◆ PROBLEM DETAILS ◆
Please filter the entries for the word "data" and copy every line that has it.

##### INPUT FOR THIS TASK

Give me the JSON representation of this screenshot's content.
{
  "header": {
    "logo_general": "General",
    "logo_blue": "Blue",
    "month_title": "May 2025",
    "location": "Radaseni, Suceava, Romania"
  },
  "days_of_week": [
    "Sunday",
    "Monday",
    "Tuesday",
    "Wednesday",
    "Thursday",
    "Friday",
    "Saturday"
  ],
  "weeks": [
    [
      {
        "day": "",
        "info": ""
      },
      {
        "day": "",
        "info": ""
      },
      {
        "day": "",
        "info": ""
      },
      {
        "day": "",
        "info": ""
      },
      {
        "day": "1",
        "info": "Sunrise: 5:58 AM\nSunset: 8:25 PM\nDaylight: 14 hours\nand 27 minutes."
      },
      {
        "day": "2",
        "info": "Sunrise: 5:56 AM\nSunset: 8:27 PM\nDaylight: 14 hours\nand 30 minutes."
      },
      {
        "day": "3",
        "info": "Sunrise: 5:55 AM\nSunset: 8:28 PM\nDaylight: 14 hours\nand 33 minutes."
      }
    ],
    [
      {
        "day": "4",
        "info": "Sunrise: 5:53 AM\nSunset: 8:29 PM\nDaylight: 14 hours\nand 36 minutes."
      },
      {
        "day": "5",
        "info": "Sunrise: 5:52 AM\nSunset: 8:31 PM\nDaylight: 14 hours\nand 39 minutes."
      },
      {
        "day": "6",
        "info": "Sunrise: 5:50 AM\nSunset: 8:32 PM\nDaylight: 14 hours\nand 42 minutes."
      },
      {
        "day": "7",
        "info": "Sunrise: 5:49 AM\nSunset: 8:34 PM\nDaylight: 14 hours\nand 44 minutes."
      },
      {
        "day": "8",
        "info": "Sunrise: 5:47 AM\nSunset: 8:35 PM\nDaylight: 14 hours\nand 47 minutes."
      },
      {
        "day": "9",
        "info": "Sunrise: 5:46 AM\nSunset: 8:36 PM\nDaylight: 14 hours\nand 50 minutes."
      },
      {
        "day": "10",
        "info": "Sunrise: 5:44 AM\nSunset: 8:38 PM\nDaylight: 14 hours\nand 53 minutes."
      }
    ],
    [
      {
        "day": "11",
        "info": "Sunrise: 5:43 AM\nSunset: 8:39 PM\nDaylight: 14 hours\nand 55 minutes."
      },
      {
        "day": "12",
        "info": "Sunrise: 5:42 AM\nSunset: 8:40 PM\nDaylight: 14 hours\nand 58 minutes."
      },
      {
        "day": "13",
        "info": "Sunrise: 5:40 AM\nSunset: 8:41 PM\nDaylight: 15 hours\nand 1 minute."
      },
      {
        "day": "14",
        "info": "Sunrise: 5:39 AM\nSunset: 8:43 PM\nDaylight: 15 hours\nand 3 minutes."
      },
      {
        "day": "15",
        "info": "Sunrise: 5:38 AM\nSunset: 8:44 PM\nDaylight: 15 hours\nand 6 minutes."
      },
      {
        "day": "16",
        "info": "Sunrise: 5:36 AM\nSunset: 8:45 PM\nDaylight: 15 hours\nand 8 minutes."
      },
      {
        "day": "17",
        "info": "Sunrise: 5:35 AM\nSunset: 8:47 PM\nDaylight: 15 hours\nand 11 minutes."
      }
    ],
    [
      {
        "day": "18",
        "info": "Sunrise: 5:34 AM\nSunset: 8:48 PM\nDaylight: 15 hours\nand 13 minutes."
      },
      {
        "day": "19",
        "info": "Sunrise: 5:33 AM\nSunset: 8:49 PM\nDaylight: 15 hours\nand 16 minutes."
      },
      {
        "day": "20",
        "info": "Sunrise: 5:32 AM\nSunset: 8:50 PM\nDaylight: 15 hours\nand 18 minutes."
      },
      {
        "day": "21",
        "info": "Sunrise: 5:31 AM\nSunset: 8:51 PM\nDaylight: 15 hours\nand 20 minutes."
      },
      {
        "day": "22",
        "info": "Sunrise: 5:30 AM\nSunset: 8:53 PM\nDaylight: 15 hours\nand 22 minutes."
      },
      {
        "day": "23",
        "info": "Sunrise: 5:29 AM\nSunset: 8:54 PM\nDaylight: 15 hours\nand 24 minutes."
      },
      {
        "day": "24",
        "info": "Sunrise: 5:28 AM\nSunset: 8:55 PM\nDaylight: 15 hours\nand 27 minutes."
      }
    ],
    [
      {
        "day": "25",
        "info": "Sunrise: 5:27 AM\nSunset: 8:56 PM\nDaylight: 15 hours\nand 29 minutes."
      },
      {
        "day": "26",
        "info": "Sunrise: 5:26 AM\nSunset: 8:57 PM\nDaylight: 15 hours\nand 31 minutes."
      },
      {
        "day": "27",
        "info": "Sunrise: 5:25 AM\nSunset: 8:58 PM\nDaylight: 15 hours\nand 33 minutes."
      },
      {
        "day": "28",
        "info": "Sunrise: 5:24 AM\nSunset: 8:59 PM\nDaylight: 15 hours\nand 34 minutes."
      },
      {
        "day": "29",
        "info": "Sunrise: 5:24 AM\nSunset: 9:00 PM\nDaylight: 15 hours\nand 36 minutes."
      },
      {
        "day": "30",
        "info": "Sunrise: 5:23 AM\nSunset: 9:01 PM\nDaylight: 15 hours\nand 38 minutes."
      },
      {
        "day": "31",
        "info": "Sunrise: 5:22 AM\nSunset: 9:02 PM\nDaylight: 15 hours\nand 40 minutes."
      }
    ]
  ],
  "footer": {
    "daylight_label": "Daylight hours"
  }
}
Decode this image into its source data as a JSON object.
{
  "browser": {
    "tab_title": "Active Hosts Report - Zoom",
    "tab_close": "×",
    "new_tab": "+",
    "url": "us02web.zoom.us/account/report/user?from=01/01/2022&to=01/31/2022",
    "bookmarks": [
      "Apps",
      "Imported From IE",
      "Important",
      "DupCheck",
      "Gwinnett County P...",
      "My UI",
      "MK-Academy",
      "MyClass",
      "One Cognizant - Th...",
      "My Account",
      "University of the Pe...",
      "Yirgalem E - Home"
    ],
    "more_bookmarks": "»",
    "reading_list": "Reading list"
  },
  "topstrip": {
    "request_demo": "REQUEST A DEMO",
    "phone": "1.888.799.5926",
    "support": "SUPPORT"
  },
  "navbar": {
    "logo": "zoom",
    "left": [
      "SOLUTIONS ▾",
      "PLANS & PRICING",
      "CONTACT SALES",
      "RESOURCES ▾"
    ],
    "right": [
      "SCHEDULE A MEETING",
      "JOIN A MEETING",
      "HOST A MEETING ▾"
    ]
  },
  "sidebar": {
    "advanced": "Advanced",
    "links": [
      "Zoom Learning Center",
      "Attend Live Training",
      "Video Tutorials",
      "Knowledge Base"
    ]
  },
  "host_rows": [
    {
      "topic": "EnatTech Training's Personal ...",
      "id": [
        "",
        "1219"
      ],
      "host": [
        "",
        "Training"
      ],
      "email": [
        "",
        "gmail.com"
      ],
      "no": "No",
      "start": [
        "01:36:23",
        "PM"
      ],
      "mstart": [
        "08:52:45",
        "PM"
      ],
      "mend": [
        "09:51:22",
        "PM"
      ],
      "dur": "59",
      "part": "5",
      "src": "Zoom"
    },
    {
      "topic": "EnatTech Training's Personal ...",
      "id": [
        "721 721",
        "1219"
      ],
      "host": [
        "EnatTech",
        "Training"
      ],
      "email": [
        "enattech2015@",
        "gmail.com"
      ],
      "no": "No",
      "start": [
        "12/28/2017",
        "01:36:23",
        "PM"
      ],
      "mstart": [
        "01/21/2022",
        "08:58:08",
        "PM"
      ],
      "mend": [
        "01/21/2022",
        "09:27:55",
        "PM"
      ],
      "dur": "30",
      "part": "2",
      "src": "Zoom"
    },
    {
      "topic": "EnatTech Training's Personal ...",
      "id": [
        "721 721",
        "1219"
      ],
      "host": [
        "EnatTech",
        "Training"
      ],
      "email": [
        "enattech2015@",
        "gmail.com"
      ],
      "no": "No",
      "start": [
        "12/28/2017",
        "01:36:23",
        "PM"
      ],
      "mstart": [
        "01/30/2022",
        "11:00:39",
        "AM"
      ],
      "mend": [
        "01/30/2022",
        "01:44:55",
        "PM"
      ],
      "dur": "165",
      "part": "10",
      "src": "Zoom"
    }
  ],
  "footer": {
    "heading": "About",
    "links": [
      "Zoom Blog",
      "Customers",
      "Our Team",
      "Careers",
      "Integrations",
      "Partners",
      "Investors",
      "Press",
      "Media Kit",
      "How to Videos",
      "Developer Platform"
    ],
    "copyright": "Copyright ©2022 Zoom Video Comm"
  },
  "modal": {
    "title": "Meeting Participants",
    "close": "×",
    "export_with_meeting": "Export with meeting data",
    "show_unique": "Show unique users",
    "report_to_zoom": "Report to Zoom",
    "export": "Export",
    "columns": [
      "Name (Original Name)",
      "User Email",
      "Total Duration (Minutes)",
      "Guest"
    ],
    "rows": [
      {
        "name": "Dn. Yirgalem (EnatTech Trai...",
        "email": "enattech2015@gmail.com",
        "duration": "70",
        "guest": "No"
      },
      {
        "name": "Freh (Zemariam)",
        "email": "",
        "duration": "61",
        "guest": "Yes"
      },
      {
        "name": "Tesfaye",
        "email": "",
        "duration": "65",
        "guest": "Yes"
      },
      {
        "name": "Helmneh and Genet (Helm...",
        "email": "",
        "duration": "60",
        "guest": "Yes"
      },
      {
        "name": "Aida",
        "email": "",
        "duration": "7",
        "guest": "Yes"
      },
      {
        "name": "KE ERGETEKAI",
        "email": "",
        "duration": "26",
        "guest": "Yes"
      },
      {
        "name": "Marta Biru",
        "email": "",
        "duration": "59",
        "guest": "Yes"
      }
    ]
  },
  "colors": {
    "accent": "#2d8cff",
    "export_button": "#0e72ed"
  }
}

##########
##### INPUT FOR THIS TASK

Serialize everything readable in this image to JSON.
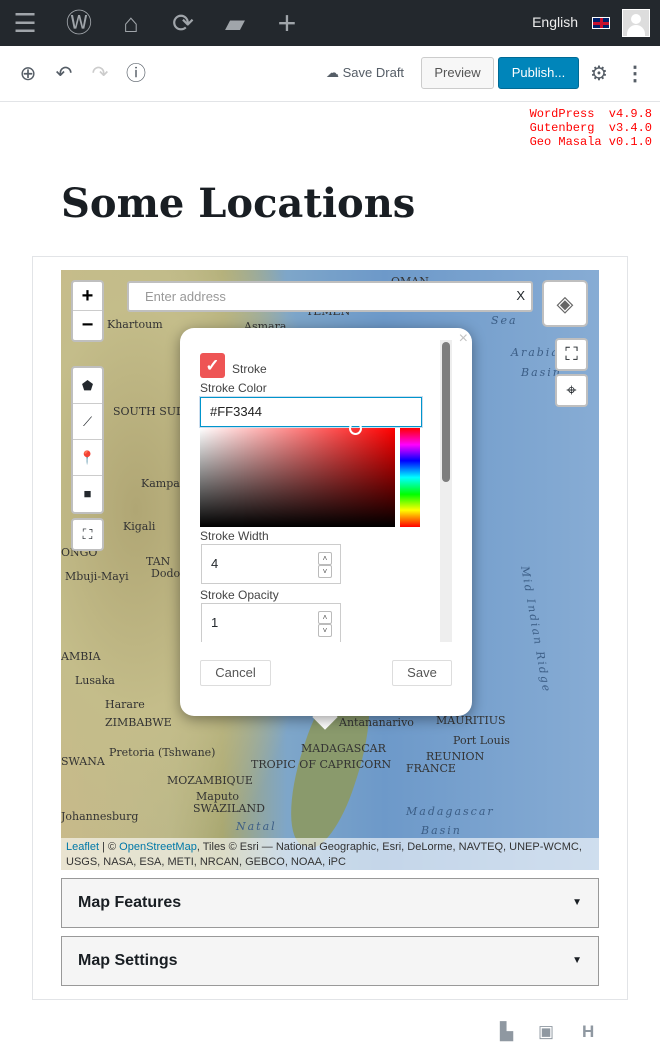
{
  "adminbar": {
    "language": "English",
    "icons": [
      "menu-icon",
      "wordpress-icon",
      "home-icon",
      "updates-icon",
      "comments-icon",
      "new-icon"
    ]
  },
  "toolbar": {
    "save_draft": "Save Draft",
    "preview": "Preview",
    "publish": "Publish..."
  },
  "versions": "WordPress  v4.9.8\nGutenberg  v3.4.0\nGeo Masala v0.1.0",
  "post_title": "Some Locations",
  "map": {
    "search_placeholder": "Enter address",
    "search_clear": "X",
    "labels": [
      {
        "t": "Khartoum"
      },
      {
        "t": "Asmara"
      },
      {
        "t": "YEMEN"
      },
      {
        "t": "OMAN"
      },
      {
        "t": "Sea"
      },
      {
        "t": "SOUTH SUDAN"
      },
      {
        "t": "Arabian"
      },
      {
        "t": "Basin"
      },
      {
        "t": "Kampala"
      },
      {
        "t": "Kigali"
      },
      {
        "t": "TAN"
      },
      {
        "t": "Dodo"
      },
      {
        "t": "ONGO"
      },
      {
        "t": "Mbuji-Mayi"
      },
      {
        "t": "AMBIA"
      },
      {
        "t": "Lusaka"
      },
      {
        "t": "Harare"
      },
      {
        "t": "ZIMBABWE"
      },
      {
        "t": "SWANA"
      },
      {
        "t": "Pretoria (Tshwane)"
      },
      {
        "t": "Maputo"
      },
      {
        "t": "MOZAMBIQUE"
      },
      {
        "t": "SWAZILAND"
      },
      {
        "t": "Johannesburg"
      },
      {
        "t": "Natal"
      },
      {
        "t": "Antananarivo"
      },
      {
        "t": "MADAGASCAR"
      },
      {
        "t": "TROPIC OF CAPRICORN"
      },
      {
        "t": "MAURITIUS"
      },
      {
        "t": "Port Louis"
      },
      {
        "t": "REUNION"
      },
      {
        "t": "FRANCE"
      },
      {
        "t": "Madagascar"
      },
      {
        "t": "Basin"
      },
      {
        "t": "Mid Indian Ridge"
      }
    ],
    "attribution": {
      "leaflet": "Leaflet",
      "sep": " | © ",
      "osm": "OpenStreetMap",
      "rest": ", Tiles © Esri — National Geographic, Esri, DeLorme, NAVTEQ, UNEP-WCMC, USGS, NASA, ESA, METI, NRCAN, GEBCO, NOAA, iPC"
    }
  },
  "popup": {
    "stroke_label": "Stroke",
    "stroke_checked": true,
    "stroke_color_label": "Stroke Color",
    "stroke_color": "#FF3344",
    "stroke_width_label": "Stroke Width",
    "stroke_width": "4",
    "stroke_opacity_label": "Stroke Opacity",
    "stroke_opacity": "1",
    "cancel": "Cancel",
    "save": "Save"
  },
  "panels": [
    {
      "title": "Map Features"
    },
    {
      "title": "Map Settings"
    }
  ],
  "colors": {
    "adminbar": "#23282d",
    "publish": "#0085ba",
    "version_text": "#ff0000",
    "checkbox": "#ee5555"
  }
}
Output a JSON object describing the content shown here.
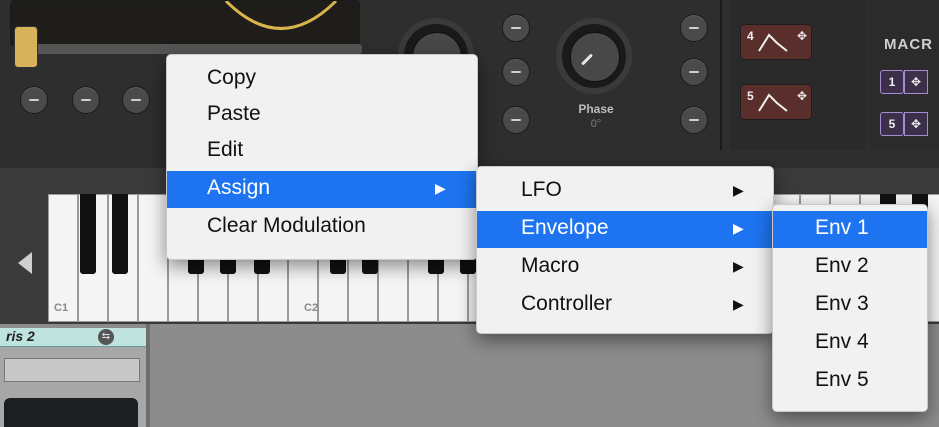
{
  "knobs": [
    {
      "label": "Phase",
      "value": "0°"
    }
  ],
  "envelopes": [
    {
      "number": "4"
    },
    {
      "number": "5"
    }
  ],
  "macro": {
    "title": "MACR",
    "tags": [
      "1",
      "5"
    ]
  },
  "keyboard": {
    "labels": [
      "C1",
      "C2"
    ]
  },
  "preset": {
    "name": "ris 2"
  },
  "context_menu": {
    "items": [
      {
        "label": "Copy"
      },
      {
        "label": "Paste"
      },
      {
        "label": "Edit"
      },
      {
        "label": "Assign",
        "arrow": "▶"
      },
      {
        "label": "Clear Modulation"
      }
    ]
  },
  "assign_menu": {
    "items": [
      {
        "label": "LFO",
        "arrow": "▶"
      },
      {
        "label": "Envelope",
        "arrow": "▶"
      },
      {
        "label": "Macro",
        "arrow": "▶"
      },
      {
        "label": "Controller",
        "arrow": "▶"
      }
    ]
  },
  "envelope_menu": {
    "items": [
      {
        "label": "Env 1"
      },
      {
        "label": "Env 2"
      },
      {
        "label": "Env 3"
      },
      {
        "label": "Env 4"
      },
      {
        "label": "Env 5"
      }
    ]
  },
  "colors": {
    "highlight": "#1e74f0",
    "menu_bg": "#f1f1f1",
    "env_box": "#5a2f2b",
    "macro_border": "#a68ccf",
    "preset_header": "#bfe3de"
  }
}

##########
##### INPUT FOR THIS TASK

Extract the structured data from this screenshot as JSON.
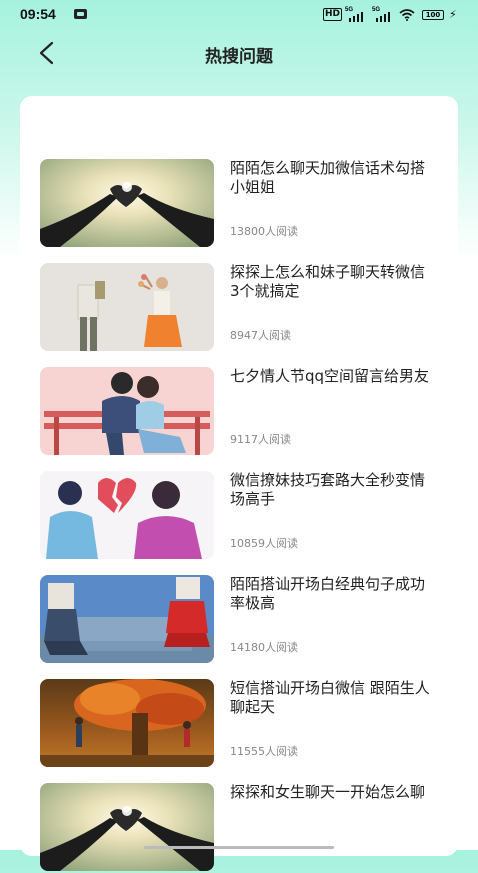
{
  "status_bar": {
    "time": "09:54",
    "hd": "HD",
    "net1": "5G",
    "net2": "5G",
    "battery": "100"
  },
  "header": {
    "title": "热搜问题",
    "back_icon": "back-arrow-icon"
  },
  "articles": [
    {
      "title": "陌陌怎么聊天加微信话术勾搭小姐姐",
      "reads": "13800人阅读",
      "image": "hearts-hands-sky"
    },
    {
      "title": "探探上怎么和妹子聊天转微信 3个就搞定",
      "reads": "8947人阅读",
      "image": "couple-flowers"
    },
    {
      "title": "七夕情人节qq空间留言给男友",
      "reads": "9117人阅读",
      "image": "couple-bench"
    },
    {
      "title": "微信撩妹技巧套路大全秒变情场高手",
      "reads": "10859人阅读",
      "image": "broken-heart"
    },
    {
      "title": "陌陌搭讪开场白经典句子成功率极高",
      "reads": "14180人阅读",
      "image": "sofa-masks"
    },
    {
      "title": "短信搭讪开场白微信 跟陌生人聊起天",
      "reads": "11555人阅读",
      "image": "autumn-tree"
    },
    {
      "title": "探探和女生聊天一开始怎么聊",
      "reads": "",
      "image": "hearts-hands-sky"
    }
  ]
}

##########

◆ ANSWER BOX ◆
Decode this image into its source data as a JSON object.
    "export_with_meeting": "Export with meeting data",
Extract the structured data from this screenshot as JSON.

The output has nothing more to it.